▶ [WORK INSTRUCTION]:
Set down the entries once more, exactly as they are written.

▶ [DATA FOR THIS TASK]:
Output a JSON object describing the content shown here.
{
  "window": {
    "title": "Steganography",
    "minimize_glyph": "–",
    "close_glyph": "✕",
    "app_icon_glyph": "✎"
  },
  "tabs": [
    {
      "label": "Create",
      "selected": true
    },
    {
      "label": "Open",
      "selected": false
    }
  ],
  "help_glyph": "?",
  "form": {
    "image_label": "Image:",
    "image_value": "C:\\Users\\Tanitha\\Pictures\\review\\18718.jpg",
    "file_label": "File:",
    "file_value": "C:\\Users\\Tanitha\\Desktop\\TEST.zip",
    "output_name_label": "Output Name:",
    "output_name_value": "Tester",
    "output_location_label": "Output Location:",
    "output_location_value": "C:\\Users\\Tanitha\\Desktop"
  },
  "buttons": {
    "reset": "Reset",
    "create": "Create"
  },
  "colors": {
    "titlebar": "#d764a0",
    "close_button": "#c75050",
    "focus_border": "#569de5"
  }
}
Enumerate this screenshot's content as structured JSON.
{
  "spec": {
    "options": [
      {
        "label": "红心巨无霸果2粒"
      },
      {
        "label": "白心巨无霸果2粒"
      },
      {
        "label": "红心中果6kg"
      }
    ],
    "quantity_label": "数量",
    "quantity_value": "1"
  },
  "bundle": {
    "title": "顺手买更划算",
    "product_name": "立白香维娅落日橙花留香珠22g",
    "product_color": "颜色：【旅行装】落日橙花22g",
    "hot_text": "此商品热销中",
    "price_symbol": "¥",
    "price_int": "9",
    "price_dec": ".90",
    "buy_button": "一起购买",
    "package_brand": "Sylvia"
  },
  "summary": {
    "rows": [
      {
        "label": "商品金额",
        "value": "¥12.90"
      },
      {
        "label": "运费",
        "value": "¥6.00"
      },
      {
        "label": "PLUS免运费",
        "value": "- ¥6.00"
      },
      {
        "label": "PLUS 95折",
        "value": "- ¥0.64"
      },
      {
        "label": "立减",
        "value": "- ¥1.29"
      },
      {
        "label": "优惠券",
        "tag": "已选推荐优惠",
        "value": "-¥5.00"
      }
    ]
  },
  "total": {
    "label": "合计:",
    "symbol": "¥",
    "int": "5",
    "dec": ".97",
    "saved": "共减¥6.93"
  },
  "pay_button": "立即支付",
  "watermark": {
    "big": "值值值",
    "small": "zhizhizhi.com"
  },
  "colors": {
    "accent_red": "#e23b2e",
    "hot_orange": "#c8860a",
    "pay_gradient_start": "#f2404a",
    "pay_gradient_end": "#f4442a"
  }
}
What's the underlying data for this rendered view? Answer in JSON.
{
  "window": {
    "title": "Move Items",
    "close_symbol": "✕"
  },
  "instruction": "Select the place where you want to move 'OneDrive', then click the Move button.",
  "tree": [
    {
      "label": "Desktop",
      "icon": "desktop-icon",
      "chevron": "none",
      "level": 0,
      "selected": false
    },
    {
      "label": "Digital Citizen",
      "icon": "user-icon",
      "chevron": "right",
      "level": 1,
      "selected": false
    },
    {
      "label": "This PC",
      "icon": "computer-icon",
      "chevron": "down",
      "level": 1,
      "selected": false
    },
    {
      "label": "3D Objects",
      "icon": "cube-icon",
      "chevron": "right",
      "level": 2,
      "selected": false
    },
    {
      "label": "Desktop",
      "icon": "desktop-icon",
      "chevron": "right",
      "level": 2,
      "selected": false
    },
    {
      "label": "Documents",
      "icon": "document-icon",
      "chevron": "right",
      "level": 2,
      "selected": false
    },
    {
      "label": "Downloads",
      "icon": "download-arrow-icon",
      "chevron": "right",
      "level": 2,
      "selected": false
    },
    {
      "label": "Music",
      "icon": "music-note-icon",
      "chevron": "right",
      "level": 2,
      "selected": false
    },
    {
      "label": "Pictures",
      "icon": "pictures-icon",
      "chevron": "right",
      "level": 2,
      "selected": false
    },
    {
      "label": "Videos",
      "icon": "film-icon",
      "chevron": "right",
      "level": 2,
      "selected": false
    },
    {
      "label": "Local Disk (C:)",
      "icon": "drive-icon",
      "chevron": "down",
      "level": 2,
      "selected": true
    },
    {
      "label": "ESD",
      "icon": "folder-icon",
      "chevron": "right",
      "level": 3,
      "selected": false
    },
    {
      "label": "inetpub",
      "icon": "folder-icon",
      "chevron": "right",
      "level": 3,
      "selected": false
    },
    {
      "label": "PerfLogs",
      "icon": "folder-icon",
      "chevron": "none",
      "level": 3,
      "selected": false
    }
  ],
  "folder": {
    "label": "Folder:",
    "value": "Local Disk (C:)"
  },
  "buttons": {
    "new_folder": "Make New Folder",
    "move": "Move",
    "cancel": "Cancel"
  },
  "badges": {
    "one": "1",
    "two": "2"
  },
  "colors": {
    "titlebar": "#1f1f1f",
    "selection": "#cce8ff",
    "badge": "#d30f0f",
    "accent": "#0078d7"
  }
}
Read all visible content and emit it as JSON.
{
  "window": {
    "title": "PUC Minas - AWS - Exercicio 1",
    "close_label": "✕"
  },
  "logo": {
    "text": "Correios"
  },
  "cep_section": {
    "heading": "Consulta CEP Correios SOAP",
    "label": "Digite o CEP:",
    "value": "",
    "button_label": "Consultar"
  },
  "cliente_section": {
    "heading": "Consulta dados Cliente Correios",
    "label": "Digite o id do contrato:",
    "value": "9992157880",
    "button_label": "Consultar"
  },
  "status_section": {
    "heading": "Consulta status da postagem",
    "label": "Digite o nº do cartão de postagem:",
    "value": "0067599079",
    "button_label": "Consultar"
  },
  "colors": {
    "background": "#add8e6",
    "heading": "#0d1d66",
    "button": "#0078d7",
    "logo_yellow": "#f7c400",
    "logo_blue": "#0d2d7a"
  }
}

▶ [RESULT OF THE EXERCISE]:
Output a JSON object describing the content shown here.
{
  "window": {
    "title": "Steganography",
    "minimize_glyph": "–",
    "close_glyph": "✕",
    "app_icon_glyph": "✎"
  },
  "tabs": [
    {
      "label": "Create",
      "selected": true
    },
    {
      "label": "Open",
      "selected": false
    }
  ],
  "help_glyph": "?",
  "form": {
    "image_label": "Image:",
    "image_value": "C:\\Users\\Tanitha\\Pictures\\review\\18718.jpg",
    "file_label": "File:",
    "file_value": "C:\\Users\\Tanitha\\Desktop\\TEST.zip",
    "output_name_label": "Output Name:",
    "output_name_value": "Tester",
    "output_location_label": "Output Location:",
    "output_location_value": "C:\\Users\\Tanitha\\Desktop"
  },
  "buttons": {
    "reset": "Reset",
    "create": "Create"
  },
  "colors": {
    "titlebar": "#d764a0",
    "close_button": "#c75050",
    "focus_border": "#569de5"
  }
}
Enumerate this screenshot's content as structured JSON.
{
  "spec": {
    "options": [
      {
        "label": "红心巨无霸果2粒"
      },
      {
        "label": "白心巨无霸果2粒"
      },
      {
        "label": "红心中果6kg"
      }
    ],
    "quantity_label": "数量",
    "quantity_value": "1"
  },
  "bundle": {
    "title": "顺手买更划算",
    "product_name": "立白香维娅落日橙花留香珠22g",
    "product_color": "颜色：【旅行装】落日橙花22g",
    "hot_text": "此商品热销中",
    "price_symbol": "¥",
    "price_int": "9",
    "price_dec": ".90",
    "buy_button": "一起购买",
    "package_brand": "Sylvia"
  },
  "summary": {
    "rows": [
      {
        "label": "商品金额",
        "value": "¥12.90"
      },
      {
        "label": "运费",
        "value": "¥6.00"
      },
      {
        "label": "PLUS免运费",
        "value": "- ¥6.00"
      },
      {
        "label": "PLUS 95折",
        "value": "- ¥0.64"
      },
      {
        "label": "立减",
        "value": "- ¥1.29"
      },
      {
        "label": "优惠券",
        "tag": "已选推荐优惠",
        "value": "-¥5.00"
      }
    ]
  },
  "total": {
    "label": "合计:",
    "symbol": "¥",
    "int": "5",
    "dec": ".97",
    "saved": "共减¥6.93"
  },
  "pay_button": "立即支付",
  "watermark": {
    "big": "值值值",
    "small": "zhizhizhi.com"
  },
  "colors": {
    "accent_red": "#e23b2e",
    "hot_orange": "#c8860a",
    "pay_gradient_start": "#f2404a",
    "pay_gradient_end": "#f4442a"
  }
}
What's the underlying data for this rendered view? Answer in JSON.
{
  "window": {
    "title": "Move Items",
    "close_symbol": "✕"
  },
  "instruction": "Select the place where you want to move 'OneDrive', then click the Move button.",
  "tree": [
    {
      "label": "Desktop",
      "icon": "desktop-icon",
      "chevron": "none",
      "level": 0,
      "selected": false
    },
    {
      "label": "Digital Citizen",
      "icon": "user-icon",
      "chevron": "right",
      "level": 1,
      "selected": false
    },
    {
      "label": "This PC",
      "icon": "computer-icon",
      "chevron": "down",
      "level": 1,
      "selected": false
    },
    {
      "label": "3D Objects",
      "icon": "cube-icon",
      "chevron": "right",
      "level": 2,
      "selected": false
    },
    {
      "label": "Desktop",
      "icon": "desktop-icon",
      "chevron": "right",
      "level": 2,
      "selected": false
    },
    {
      "label": "Documents",
      "icon": "document-icon",
      "chevron": "right",
      "level": 2,
      "selected": false
    },
    {
      "label": "Downloads",
      "icon": "download-arrow-icon",
      "chevron": "right",
      "level": 2,
      "selected": false
    },
    {
      "label": "Music",
      "icon": "music-note-icon",
      "chevron": "right",
      "level": 2,
      "selected": false
    },
    {
      "label": "Pictures",
      "icon": "pictures-icon",
      "chevron": "right",
      "level": 2,
      "selected": false
    },
    {
      "label": "Videos",
      "icon": "film-icon",
      "chevron": "right",
      "level": 2,
      "selected": false
    },
    {
      "label": "Local Disk (C:)",
      "icon": "drive-icon",
      "chevron": "down",
      "level": 2,
      "selected": true
    },
    {
      "label": "ESD",
      "icon": "folder-icon",
      "chevron": "right",
      "level": 3,
      "selected": false
    },
    {
      "label": "inetpub",
      "icon": "folder-icon",
      "chevron": "right",
      "level": 3,
      "selected": false
    },
    {
      "label": "PerfLogs",
      "icon": "folder-icon",
      "chevron": "none",
      "level": 3,
      "selected": false
    }
  ],
  "folder": {
    "label": "Folder:",
    "value": "Local Disk (C:)"
  },
  "buttons": {
    "new_folder": "Make New Folder",
    "move": "Move",
    "cancel": "Cancel"
  },
  "badges": {
    "one": "1",
    "two": "2"
  },
  "colors": {
    "titlebar": "#1f1f1f",
    "selection": "#cce8ff",
    "badge": "#d30f0f",
    "accent": "#0078d7"
  }
}
Read all visible content and emit it as JSON.
{
  "window": {
    "title": "PUC Minas - AWS - Exercicio 1",
    "close_label": "✕"
  },
  "logo": {
    "text": "Correios"
  },
  "cep_section": {
    "heading": "Consulta CEP Correios SOAP",
    "label": "Digite o CEP:",
    "value": "",
    "button_label": "Consultar"
  },
  "cliente_section": {
    "heading": "Consulta dados Cliente Correios",
    "label": "Digite o id do contrato:",
    "value": "9992157880",
    "button_label": "Consultar"
  },
  "status_section": {
    "heading": "Consulta status da postagem",
    "label": "Digite o nº do cartão de postagem:",
    "value": "0067599079",
    "button_label": "Consultar"
  },
  "colors": {
    "background": "#add8e6",
    "heading": "#0d1d66",
    "button": "#0078d7",
    "logo_yellow": "#f7c400",
    "logo_blue": "#0d2d7a"
  }
}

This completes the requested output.